_Assigned task_
How many lines below include the string "Toggle"? State the number alone.

_Recorded information_
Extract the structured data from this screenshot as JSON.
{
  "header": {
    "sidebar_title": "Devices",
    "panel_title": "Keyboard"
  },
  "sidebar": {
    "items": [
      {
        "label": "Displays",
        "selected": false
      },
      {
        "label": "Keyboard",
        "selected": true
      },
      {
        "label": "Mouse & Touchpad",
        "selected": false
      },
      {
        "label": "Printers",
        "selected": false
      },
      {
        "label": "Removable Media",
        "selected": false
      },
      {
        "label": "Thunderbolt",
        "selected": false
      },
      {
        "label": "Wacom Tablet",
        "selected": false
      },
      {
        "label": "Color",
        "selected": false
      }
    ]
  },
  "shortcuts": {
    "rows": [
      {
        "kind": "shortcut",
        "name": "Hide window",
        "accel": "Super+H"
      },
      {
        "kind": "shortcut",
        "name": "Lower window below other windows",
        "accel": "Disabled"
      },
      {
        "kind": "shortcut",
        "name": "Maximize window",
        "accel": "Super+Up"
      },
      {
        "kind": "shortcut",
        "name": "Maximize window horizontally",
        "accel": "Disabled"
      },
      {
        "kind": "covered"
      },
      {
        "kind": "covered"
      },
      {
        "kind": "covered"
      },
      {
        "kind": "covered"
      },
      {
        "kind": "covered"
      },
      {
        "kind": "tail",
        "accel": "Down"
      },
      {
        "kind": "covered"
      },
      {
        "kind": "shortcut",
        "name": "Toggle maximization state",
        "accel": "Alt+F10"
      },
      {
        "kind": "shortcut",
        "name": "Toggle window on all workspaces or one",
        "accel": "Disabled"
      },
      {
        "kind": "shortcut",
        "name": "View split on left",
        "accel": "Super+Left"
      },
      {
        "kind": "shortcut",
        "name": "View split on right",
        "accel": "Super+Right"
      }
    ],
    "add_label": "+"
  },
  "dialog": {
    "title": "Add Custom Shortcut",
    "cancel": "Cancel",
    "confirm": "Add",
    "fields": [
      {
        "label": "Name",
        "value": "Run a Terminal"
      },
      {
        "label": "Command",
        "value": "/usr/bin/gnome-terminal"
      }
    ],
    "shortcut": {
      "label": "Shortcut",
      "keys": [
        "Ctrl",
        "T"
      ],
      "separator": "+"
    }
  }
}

_Task result_
2